_Supplied data_.
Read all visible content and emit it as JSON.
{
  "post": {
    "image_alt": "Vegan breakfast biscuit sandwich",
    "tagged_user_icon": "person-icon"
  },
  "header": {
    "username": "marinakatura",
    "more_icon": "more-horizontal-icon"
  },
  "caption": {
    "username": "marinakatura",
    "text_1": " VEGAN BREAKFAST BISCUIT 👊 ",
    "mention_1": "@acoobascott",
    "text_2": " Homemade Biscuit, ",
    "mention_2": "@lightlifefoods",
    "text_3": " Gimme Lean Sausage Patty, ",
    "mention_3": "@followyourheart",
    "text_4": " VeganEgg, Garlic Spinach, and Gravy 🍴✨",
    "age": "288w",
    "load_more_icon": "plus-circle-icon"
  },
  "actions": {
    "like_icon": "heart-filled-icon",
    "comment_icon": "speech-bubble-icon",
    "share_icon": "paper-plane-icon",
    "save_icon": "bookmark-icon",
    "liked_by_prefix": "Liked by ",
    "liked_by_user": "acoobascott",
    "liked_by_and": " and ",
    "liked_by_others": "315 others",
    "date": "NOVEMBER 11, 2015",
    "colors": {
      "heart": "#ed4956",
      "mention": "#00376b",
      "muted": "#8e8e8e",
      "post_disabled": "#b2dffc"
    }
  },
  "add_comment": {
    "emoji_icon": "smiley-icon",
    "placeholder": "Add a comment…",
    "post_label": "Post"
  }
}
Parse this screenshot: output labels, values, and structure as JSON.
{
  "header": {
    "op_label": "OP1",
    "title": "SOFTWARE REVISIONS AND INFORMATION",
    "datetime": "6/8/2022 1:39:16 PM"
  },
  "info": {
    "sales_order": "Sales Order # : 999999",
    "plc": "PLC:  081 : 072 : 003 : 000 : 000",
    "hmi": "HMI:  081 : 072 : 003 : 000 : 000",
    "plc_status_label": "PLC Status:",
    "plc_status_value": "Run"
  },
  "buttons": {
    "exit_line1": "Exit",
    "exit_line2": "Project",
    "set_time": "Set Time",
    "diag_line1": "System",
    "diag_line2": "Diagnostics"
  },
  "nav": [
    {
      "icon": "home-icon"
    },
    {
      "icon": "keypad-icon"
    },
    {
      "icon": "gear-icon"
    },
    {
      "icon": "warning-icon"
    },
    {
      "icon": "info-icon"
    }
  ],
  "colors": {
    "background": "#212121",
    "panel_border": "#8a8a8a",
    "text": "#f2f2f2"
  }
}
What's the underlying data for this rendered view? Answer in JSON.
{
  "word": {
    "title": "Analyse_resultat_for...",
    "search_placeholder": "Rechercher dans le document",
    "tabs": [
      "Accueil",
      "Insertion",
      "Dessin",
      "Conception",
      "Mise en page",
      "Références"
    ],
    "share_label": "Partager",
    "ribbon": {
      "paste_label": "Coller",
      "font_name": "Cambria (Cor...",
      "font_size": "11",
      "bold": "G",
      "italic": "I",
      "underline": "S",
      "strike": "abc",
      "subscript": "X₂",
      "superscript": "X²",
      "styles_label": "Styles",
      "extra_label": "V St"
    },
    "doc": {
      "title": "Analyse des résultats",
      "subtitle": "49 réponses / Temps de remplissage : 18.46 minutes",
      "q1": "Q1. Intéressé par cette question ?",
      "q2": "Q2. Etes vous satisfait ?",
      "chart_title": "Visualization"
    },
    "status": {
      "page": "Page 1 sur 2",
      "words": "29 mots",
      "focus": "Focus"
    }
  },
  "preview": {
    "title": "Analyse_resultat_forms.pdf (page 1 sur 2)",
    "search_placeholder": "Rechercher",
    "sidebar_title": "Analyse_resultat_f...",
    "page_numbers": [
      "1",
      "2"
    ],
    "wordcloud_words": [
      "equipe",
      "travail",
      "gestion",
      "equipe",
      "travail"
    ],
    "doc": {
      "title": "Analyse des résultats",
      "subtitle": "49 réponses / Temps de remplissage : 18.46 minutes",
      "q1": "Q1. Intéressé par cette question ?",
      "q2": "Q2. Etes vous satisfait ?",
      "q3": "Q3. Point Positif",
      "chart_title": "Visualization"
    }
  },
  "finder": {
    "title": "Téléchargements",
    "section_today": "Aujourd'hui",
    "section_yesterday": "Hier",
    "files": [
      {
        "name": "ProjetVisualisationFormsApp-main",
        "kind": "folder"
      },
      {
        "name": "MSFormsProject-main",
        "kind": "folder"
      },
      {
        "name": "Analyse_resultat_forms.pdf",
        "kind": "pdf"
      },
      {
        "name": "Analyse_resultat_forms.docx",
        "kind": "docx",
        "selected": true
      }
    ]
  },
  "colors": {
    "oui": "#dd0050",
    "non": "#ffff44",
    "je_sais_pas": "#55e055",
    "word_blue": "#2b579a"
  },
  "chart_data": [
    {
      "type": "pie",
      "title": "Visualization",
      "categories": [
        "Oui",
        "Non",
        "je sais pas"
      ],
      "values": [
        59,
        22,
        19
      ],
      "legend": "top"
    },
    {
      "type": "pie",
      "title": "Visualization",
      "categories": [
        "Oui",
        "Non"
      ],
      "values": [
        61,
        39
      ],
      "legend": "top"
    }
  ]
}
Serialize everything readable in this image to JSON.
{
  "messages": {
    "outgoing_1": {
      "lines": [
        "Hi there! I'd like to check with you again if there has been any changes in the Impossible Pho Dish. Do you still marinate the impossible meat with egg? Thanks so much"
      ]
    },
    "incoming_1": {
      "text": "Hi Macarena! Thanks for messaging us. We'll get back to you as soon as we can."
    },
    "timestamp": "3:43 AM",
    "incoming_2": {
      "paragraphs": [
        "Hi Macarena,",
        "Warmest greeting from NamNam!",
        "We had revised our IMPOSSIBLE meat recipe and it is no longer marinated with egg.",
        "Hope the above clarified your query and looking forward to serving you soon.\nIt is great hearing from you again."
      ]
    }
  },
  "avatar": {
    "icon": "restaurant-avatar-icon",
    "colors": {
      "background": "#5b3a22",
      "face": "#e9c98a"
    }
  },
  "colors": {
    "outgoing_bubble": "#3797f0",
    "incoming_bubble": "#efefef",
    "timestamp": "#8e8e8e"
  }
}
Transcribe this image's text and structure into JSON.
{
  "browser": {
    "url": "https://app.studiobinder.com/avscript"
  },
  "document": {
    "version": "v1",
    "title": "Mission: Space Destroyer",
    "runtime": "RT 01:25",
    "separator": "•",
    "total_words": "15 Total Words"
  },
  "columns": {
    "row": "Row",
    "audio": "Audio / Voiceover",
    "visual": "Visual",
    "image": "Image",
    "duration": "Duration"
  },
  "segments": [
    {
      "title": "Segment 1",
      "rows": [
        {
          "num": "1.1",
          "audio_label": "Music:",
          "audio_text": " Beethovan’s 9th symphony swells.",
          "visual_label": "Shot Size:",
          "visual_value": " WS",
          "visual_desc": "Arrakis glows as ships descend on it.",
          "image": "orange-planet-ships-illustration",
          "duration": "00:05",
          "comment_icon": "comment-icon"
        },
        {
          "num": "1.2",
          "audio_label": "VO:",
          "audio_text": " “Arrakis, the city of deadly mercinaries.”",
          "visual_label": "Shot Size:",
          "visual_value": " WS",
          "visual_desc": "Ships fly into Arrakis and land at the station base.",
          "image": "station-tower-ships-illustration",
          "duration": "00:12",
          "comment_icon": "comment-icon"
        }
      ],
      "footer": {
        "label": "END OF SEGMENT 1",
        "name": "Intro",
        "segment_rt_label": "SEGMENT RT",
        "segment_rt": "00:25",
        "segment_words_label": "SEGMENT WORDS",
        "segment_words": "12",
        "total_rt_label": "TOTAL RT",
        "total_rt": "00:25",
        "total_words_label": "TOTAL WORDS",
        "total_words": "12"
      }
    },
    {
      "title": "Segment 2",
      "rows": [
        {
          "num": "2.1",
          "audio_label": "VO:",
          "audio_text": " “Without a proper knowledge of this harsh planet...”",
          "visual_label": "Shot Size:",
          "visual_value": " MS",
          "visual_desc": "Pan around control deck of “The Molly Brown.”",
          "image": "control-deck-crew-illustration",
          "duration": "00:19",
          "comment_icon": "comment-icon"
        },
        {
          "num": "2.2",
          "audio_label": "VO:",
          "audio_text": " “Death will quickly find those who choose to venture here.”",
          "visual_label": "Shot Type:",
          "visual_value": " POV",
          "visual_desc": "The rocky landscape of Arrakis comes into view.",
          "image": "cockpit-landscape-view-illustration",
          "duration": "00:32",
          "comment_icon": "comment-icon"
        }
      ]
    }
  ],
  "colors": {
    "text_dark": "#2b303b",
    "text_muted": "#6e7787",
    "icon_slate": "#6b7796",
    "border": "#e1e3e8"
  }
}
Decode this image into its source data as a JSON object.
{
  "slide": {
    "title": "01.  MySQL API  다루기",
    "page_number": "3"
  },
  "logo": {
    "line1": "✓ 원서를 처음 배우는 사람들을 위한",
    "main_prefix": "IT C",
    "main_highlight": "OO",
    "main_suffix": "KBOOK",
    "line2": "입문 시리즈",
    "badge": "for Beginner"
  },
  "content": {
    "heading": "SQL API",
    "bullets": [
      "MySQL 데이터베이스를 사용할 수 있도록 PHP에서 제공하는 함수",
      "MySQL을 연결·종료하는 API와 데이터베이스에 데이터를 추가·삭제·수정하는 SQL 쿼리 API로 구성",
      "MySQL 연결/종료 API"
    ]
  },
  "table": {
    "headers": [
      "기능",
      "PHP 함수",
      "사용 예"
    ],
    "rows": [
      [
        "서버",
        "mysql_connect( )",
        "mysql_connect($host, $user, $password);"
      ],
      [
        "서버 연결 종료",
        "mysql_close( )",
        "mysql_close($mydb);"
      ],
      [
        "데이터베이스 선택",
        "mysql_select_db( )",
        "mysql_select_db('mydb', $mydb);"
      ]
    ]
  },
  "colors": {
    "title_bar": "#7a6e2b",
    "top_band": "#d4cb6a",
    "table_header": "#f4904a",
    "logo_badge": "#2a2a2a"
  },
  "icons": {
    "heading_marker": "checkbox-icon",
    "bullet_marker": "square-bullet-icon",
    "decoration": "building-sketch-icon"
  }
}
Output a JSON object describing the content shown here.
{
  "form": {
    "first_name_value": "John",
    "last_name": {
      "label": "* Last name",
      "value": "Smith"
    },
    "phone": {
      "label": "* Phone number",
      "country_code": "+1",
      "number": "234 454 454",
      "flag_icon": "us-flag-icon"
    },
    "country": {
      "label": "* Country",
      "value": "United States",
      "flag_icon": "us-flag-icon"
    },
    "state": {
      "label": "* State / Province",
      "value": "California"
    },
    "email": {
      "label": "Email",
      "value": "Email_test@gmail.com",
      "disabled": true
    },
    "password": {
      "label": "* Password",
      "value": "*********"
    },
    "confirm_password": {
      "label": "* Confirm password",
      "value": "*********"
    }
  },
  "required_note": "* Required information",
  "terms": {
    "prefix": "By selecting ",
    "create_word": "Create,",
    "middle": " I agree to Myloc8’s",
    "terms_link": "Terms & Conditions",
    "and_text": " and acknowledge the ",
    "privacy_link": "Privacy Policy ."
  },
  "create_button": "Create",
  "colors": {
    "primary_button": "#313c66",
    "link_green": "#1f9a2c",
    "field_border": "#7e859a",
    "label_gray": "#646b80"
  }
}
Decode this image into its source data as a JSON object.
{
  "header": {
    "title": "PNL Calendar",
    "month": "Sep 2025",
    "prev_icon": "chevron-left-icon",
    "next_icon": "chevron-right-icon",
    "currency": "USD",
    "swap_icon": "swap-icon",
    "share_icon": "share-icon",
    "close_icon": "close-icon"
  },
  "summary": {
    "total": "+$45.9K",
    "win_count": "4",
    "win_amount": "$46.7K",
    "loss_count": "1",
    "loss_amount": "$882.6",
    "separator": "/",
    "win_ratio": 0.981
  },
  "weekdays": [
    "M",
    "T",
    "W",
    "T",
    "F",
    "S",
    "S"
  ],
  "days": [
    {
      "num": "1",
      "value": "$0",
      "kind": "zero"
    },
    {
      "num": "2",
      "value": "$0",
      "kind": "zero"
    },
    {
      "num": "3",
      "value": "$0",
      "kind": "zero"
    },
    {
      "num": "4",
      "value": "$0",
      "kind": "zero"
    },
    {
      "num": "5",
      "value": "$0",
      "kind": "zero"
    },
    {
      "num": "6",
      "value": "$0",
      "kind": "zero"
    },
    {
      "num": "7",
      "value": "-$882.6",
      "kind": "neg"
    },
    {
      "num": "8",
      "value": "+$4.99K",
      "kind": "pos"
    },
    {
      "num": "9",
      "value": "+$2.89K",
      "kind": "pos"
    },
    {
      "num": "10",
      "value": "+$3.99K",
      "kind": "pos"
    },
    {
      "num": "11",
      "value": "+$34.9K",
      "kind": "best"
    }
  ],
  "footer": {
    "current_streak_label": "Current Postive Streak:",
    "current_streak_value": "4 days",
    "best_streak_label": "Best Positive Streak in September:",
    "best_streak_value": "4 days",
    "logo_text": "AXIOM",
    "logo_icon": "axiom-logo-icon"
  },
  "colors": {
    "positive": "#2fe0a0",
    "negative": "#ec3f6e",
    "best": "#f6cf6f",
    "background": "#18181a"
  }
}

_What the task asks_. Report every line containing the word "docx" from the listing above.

_Solution to this exercise_.
        "name": "Analyse_resultat_forms.docx",
        "kind": "docx",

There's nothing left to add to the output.